====== DATA FOR REVIEW ======

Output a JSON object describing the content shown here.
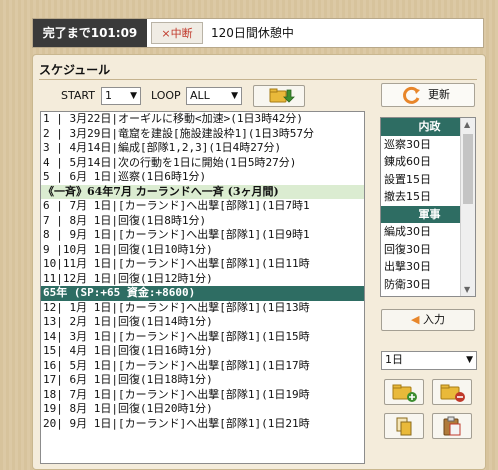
{
  "topbar": {
    "countdown": "完了まで101:09",
    "cancel_label": "×中断",
    "status": "120日間休憩中"
  },
  "schedule": {
    "title": "スケジュール",
    "start_label": "START",
    "start_value": "1",
    "loop_label": "LOOP",
    "loop_value": "ALL",
    "reload_label": "更新",
    "rows": [
      {
        "type": "entry",
        "text": "1 | 3月22日|オーギルに移動<加速>(1日3時42分)"
      },
      {
        "type": "entry",
        "text": "2 | 3月29日|竜窟を建設[施設建設枠1](1日3時57分"
      },
      {
        "type": "entry",
        "text": "3 | 4月14日|編成[部隊1,2,3](1日4時27分)"
      },
      {
        "type": "entry",
        "text": "4 | 5月14日|次の行動を1日に開始(1日5時27分)"
      },
      {
        "type": "entry",
        "text": "5 | 6月 1日|巡察(1日6時1分)"
      },
      {
        "type": "highlight",
        "text": "《一斉》64年7月 カーランドへ一斉 (3ヶ月間)"
      },
      {
        "type": "entry",
        "text": "6 | 7月 1日|[カーランド]へ出撃[部隊1](1日7時1"
      },
      {
        "type": "entry",
        "text": "7 | 8月 1日|回復(1日8時1分)"
      },
      {
        "type": "entry",
        "text": "8 | 9月 1日|[カーランド]へ出撃[部隊1](1日9時1"
      },
      {
        "type": "entry",
        "text": "9 |10月 1日|回復(1日10時1分)"
      },
      {
        "type": "entry",
        "text": "10|11月 1日|[カーランド]へ出撃[部隊1](1日11時"
      },
      {
        "type": "entry",
        "text": "11|12月 1日|回復(1日12時1分)"
      },
      {
        "type": "year",
        "text": " 65年 (SP:+65 資金:+8600)"
      },
      {
        "type": "entry",
        "text": "12| 1月 1日|[カーランド]へ出撃[部隊1](1日13時"
      },
      {
        "type": "entry",
        "text": "13| 2月 1日|回復(1日14時1分)"
      },
      {
        "type": "entry",
        "text": "14| 3月 1日|[カーランド]へ出撃[部隊1](1日15時"
      },
      {
        "type": "entry",
        "text": "15| 4月 1日|回復(1日16時1分)"
      },
      {
        "type": "entry",
        "text": "16| 5月 1日|[カーランド]へ出撃[部隊1](1日17時"
      },
      {
        "type": "entry",
        "text": "17| 6月 1日|回復(1日18時1分)"
      },
      {
        "type": "entry",
        "text": "18| 7月 1日|[カーランド]へ出撃[部隊1](1日19時"
      },
      {
        "type": "entry",
        "text": "19| 8月 1日|回復(1日20時1分)"
      },
      {
        "type": "entry",
        "text": "20| 9月 1日|[カーランド]へ出撃[部隊1](1日21時"
      }
    ]
  },
  "commands": {
    "items": [
      {
        "type": "head",
        "text": "内政"
      },
      {
        "type": "item",
        "text": "巡察30日"
      },
      {
        "type": "item",
        "text": "錬成60日"
      },
      {
        "type": "item",
        "text": "設置15日"
      },
      {
        "type": "item",
        "text": "撤去15日"
      },
      {
        "type": "head",
        "text": "軍事"
      },
      {
        "type": "item",
        "text": "編成30日"
      },
      {
        "type": "item",
        "text": "回復30日"
      },
      {
        "type": "item",
        "text": "出撃30日"
      },
      {
        "type": "item",
        "text": "防衛30日"
      }
    ],
    "enter_label": "入力",
    "day_value": "1日"
  },
  "icons": {
    "reload": "reload-icon",
    "move_down": "folder-arrow-icon",
    "add": "folder-add-icon",
    "remove": "folder-remove-icon",
    "copy": "copy-icon",
    "paste": "paste-icon",
    "enter": "arrow-left-icon"
  },
  "colors": {
    "accent_green": "#2e6d63",
    "highlight_green": "#dbecd1",
    "countdown_bg": "#3a3a3a",
    "cancel_red": "#c0392b",
    "reload_orange": "#e8862a"
  }
}
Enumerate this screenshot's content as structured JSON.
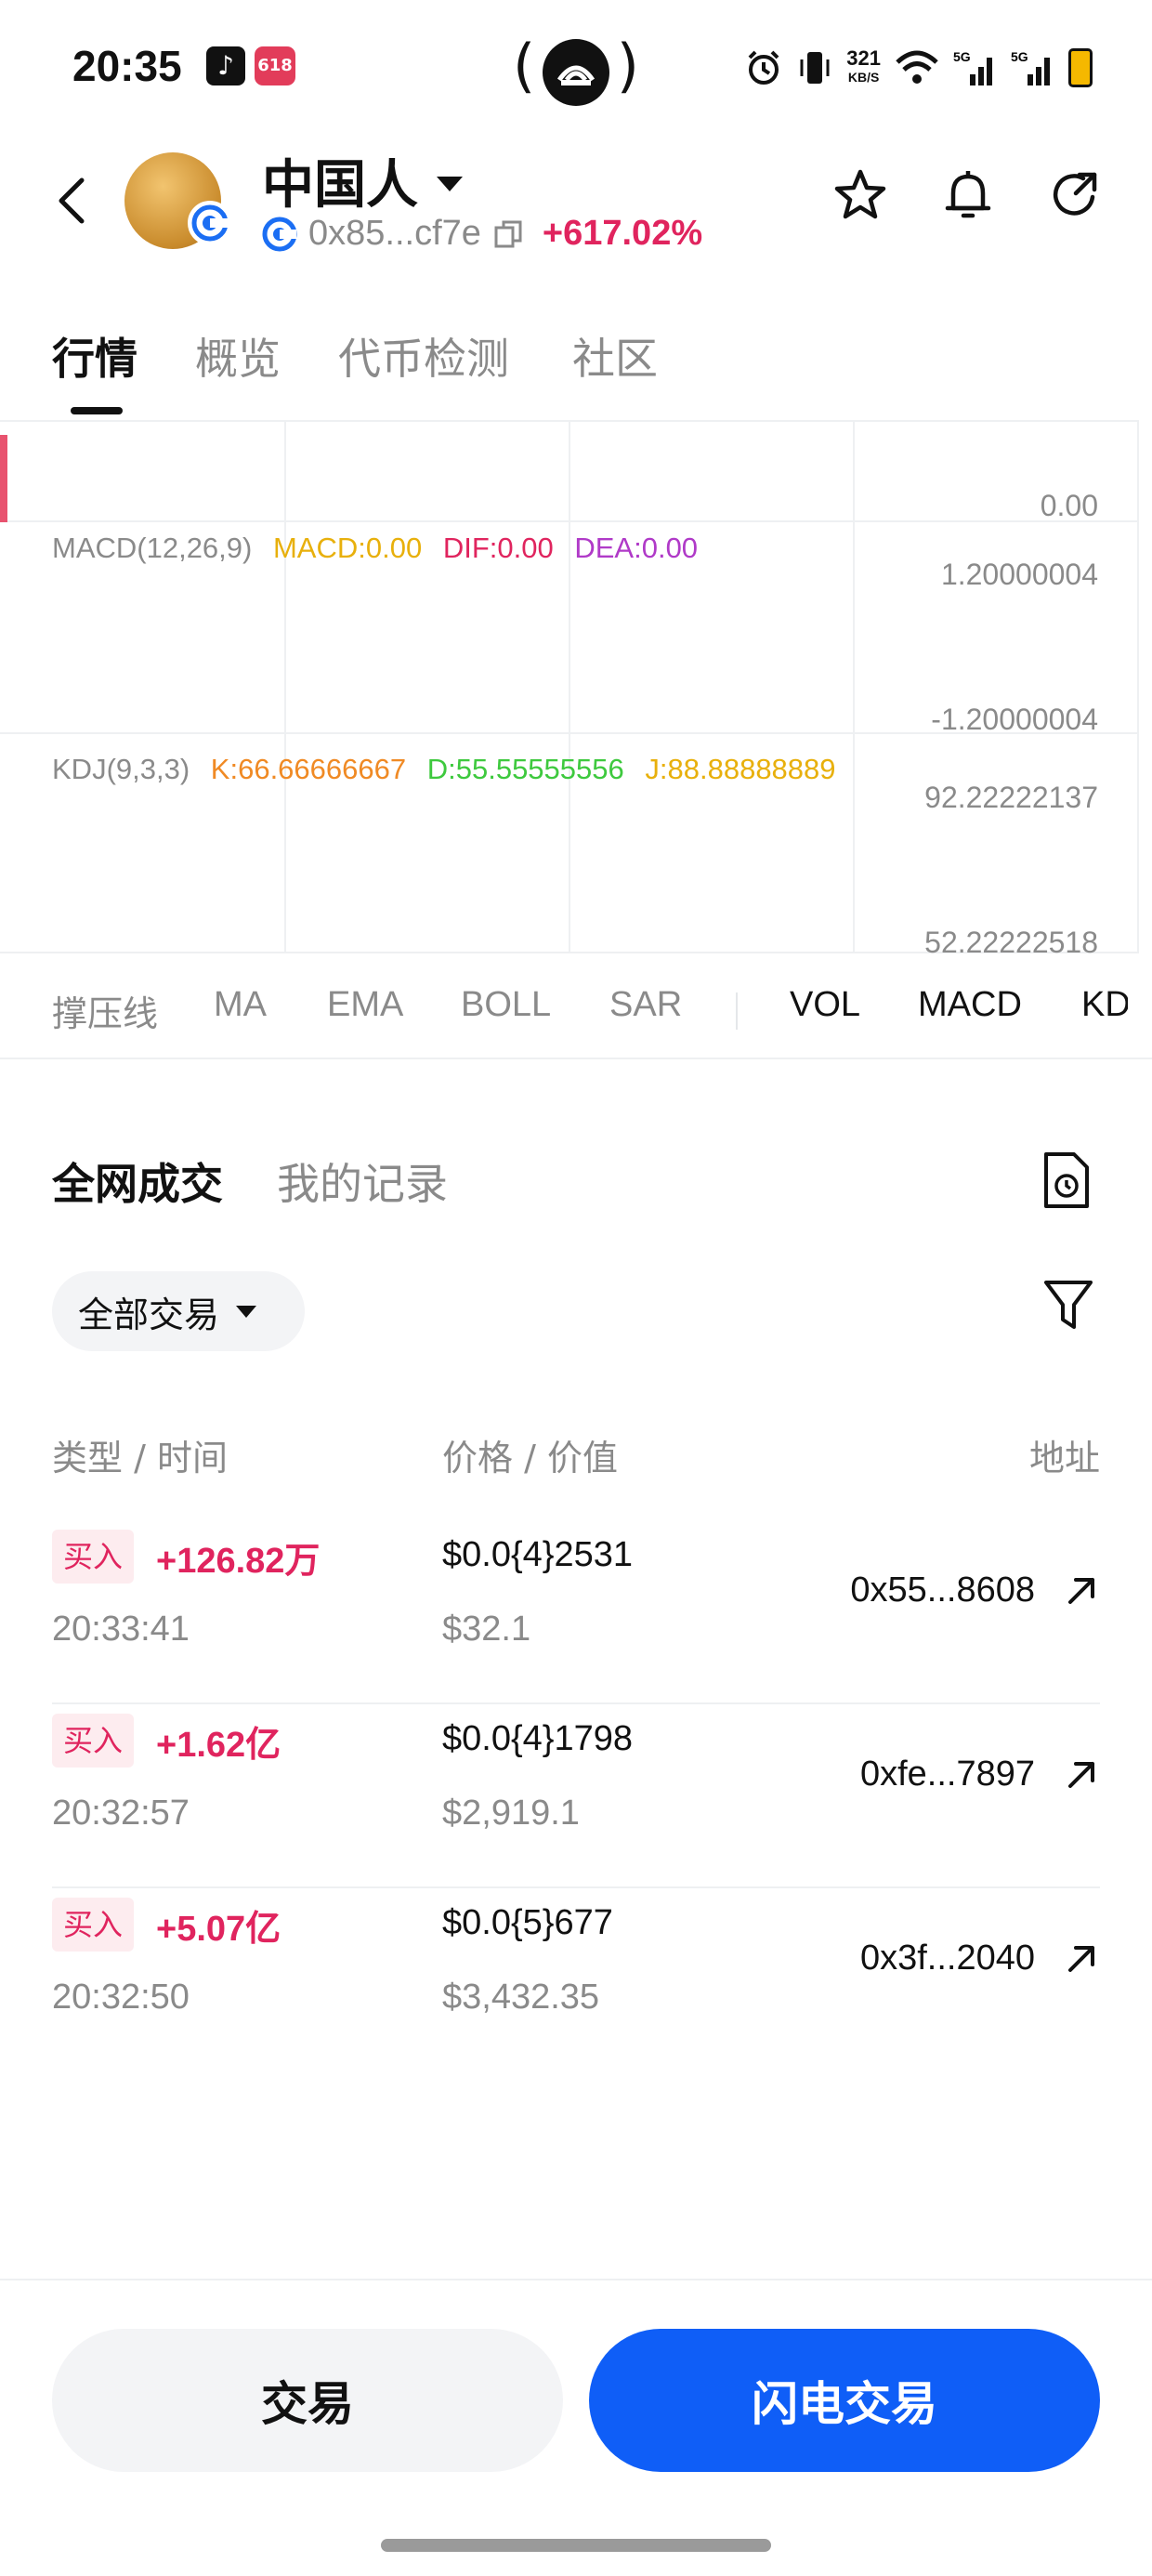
{
  "status_bar": {
    "time": "20:35",
    "app_badge": "618",
    "speed_value": "321",
    "speed_unit": "KB/S",
    "signal_1": "5G",
    "signal_2": "5G"
  },
  "header": {
    "token_name": "中国人",
    "address": "0x85...cf7e",
    "change_pct": "+617.02%",
    "actions": [
      "star-icon",
      "bell-icon",
      "share-icon"
    ]
  },
  "tabs": [
    {
      "label": "行情",
      "active": true
    },
    {
      "label": "概览",
      "active": false
    },
    {
      "label": "代币检测",
      "active": false
    },
    {
      "label": "社区",
      "active": false
    }
  ],
  "chart": {
    "volume_axis_label": "0.00",
    "macd": {
      "name": "MACD(12,26,9)",
      "macd": "MACD:0.00",
      "dif": "DIF:0.00",
      "dea": "DEA:0.00",
      "axis_top": "1.20000004",
      "axis_bottom": "-1.20000004"
    },
    "kdj": {
      "name": "KDJ(9,3,3)",
      "k": "K:66.66666667",
      "d": "D:55.55555556",
      "j": "J:88.88888889",
      "axis_top": "92.22222137",
      "axis_bottom": "52.22222518"
    },
    "colors": {
      "macd": "#e8b00c",
      "dif": "#e0245e",
      "dea": "#b03ac8",
      "k": "#f08a24",
      "d": "#3ec93e",
      "j": "#e8b00c"
    }
  },
  "indicator_toolbar": {
    "items": [
      "撑压线",
      "MA",
      "EMA",
      "BOLL",
      "SAR",
      "VOL",
      "MACD",
      "KD"
    ]
  },
  "trades": {
    "tabs": [
      "全网成交",
      "我的记录"
    ],
    "filter": "全部交易",
    "columns": {
      "type_time": "类型 / 时间",
      "price_value": "价格 / 价值",
      "address": "地址"
    },
    "rows": [
      {
        "type": "买入",
        "amount": "+126.82万",
        "time": "20:33:41",
        "price": "$0.0{4}2531",
        "value": "$32.1",
        "address": "0x55...8608"
      },
      {
        "type": "买入",
        "amount": "+1.62亿",
        "time": "20:32:57",
        "price": "$0.0{4}1798",
        "value": "$2,919.1",
        "address": "0xfe...7897"
      },
      {
        "type": "买入",
        "amount": "+5.07亿",
        "time": "20:32:50",
        "price": "$0.0{5}677",
        "value": "$3,432.35",
        "address": "0x3f...2040"
      }
    ]
  },
  "bottom": {
    "trade_label": "交易",
    "flash_trade_label": "闪电交易",
    "accent": "#0f5ef7"
  }
}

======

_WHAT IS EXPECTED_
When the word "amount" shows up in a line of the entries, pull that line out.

_TASK RESULT_
        "amount": "+126.82万",
        "amount": "+1.62亿",
        "amount": "+5.07亿",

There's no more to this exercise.